A recent trip to the farmers market had Eater Jackson Holtz stymied:
“We bought some wonderful, fresh `cabbage rabe’ at the Ballard Farmers Market last week. At least, that’s what the vendor called it. Here’s the rub. I can’t find anything in any of my extensive food library that talks about any rabe other than broccoli rabe which seems, perhaps, a whole other vegetable. What we bought are clearly the immature — and tasty — tops of plants. Is the farmer making this stuff up? Are they called a different name?”
When I showed up at the Edmonds farmers market for its seasonal debut a week ago Saturday, I posed the question to Nate O’Neil, owner of Frogs Song Farm on Skagit County’s Fir Island. Unfortunately, by the time I arrived, he’d just sold his last bouquet of “cabbage rabe.” While that’s not what he calls it (more on that in a bit) Nate knew exactly what I was talking about. His wife, Shannon Dignum, sold me several bunches ($2/each) this weekend.
Frogs Song Farm’s Shannon Dignum and her cabbage-shoot bouquets
What Shannon’s holding (and what Jackson and I bought) are the sprouted tops of cabbage plants. Though, said Nate, he and other local farmers are also selling similar bouquets of sprouted kale, broccoli, mustard or his favorite, collards — among other brassicas. What we’re buying is the by-product of last year’s crops: the shoots of vegetables that had gone to seed and sprouted naturally over the winter. “For this time of the year,” he said, “it’s one of the most nutrient-rich things you can eat.”
Organically grown red cabbage-shoots: So good, and so good for you!
Depending on the seed-of-origin, each vegetable has a different flavor. “Red cabbage has more of a cabbage flavor, mustard is hotter, black kale tastes more like asparagus,” Nate says. “And once they flower-out and turn yellow, I think they’re even better because they’re sweeter.” When customers see yellowed vegetables, “they think it’s bloomed-out and not food.” And that, says farmer Nate, is a mistake. As is stripping the leaves and blossoms from the thin stems, sauteeing the greens with olive oil and garlic and throwing away those nutrient-packed stems (as I did). “Cook the whole thing,” advises Nate, till the stems are firm but not overcooked. But first chop off the root end, as you would asparagus. “It’s all edible.”

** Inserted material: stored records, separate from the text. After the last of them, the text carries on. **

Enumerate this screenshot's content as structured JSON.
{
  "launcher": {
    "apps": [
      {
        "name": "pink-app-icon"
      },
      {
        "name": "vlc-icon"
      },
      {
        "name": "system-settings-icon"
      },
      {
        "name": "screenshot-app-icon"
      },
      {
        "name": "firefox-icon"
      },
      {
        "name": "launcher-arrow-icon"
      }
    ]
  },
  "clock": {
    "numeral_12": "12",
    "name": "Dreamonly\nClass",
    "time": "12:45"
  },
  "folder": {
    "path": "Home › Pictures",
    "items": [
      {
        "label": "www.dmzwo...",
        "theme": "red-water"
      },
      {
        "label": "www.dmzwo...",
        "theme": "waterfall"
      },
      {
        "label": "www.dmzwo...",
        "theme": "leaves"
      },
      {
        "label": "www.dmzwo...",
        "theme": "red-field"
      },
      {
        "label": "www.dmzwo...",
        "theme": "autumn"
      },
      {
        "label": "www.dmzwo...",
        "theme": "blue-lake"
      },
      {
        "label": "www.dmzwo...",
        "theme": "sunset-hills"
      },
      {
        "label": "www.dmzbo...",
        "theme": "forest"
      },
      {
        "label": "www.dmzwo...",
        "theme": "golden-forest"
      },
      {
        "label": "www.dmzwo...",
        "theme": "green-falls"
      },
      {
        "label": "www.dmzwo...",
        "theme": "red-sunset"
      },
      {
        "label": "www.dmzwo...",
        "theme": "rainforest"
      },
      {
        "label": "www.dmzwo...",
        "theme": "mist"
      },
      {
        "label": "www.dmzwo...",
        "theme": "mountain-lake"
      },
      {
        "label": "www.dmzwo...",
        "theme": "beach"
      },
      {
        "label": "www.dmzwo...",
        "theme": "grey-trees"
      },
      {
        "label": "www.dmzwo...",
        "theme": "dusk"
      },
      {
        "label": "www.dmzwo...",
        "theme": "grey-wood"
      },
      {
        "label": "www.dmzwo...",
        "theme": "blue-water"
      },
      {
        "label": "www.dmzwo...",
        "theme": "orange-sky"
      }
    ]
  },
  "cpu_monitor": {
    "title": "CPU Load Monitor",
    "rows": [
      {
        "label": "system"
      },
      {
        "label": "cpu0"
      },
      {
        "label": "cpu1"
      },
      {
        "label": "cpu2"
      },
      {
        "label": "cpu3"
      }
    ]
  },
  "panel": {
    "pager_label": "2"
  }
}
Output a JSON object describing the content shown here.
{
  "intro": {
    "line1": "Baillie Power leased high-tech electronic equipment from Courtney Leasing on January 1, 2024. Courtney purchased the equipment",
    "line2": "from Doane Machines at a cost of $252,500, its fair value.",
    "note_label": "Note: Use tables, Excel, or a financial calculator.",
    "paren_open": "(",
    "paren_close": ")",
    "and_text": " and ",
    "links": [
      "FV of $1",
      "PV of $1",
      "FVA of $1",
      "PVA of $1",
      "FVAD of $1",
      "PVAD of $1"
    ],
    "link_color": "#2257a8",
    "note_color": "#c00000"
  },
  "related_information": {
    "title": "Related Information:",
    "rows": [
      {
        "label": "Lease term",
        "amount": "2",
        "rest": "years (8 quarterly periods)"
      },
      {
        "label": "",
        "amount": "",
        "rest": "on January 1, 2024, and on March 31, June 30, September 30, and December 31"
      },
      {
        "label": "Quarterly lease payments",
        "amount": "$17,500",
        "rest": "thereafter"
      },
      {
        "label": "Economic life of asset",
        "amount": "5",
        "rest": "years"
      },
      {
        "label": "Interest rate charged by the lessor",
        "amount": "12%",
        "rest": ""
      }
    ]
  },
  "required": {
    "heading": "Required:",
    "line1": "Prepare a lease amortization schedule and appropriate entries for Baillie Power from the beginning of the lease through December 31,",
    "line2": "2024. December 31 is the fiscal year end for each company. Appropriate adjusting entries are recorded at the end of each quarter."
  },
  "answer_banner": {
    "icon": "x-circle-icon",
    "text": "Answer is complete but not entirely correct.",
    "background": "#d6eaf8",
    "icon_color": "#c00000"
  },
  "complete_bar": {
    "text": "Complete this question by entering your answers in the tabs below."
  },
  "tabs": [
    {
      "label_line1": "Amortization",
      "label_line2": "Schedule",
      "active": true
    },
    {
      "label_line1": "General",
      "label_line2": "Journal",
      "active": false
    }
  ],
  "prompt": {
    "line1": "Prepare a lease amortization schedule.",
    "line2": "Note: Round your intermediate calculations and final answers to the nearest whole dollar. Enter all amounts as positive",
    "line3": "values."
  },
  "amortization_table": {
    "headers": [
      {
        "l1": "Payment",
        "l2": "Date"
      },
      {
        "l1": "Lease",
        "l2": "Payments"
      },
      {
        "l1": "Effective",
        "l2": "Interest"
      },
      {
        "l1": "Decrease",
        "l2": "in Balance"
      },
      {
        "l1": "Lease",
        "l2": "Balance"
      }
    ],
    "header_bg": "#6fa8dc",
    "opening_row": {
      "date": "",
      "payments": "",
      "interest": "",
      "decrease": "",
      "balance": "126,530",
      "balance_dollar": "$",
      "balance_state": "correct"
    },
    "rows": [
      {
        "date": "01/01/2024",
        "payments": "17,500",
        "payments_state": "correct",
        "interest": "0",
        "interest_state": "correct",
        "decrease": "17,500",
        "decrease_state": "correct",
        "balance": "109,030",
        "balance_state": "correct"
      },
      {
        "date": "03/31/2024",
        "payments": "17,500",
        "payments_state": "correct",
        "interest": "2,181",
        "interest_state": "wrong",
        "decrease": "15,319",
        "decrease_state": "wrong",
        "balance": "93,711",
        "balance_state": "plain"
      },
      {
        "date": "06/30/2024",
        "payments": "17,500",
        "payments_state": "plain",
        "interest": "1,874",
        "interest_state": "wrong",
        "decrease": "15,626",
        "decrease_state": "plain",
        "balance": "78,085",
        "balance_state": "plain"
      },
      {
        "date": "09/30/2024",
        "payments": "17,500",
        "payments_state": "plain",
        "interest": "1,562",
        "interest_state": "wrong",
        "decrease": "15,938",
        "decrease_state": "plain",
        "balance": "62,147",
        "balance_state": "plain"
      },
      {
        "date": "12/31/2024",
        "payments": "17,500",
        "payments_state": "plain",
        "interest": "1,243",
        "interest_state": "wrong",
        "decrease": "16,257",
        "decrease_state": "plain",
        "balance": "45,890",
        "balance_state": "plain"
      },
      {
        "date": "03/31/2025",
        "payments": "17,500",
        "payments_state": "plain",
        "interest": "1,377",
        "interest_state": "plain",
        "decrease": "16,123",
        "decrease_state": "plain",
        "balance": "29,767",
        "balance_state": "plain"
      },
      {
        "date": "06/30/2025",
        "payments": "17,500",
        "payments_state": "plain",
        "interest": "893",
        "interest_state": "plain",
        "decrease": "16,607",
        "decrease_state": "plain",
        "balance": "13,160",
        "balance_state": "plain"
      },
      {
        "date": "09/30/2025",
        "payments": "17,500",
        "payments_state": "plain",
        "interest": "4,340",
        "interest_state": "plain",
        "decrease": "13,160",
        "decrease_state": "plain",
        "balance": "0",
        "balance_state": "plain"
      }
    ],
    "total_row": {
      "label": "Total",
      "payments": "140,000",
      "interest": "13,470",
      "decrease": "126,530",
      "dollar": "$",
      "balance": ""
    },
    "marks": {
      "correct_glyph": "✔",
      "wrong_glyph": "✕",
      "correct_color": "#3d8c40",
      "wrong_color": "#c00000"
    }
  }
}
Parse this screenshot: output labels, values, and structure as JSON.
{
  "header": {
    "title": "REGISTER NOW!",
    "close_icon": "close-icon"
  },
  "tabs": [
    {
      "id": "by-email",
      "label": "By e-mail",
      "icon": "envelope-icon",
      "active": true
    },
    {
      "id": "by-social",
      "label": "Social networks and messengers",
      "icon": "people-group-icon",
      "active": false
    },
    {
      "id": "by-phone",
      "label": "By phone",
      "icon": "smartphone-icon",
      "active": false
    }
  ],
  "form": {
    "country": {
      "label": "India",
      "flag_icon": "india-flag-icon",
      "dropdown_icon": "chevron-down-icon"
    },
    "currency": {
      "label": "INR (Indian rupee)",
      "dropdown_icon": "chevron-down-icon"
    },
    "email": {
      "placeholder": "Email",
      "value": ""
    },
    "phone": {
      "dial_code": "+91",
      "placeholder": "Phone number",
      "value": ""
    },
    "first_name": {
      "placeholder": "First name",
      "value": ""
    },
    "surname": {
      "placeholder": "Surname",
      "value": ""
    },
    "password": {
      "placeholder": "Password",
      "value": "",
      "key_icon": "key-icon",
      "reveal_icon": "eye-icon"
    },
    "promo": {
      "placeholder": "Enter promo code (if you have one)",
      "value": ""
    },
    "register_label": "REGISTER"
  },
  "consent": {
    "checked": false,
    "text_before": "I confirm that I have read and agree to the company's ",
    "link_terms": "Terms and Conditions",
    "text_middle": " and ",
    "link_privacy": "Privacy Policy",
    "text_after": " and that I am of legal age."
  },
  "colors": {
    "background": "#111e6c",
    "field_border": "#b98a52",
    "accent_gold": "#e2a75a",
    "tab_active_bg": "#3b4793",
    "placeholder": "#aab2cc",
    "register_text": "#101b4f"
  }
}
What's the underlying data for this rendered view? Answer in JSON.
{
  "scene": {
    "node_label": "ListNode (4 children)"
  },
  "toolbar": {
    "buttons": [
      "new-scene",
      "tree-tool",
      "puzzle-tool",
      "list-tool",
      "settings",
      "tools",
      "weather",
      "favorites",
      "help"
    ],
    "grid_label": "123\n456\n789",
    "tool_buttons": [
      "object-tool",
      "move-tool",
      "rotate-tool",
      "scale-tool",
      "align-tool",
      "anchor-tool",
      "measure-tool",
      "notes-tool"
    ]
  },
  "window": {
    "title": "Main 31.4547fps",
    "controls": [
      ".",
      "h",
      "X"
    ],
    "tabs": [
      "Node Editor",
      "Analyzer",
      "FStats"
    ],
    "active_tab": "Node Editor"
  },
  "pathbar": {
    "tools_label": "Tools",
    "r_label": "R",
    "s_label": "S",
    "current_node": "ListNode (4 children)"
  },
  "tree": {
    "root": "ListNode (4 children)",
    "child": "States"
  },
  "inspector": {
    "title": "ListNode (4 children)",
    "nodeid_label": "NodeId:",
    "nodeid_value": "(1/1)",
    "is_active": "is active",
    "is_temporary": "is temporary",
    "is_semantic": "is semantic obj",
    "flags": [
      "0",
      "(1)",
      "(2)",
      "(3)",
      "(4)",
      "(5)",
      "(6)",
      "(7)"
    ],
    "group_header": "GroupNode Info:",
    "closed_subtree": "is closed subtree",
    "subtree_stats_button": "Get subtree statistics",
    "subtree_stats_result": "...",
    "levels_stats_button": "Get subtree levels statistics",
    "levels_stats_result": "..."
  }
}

So, what’s it called?
“I call it broccolini,” he admits, though he’s aware that Broccolini is a registered trademark of Mann’s, a produce packing company, and goes by many other names including “Aspiration” and “baby broccoli” (also inaccurate, since it’s a hybrid cross between broccoli and gai lan — or Chinese kale).
“People have to have a name for everything,” he says, noting his Skagit Gold potatoes are “bred off a Yukon line, but it’s not a Yukon” — though it’s often easier to sell it as such. Whatever it’s called, it’s becoming a trendy vegetable. “Times are changing,” says Nate. “I tried to sell this stuff 12 years ago, but nobody liked it. Now it’s a big wholesale thing” — with chefs and restaurants finally giving these hearty shoots their due. Ditto for intrepid home-cooks like Jackson Holtz, who are taking this seasonal bounty home from their local farmers markets and calling it “wonderful.”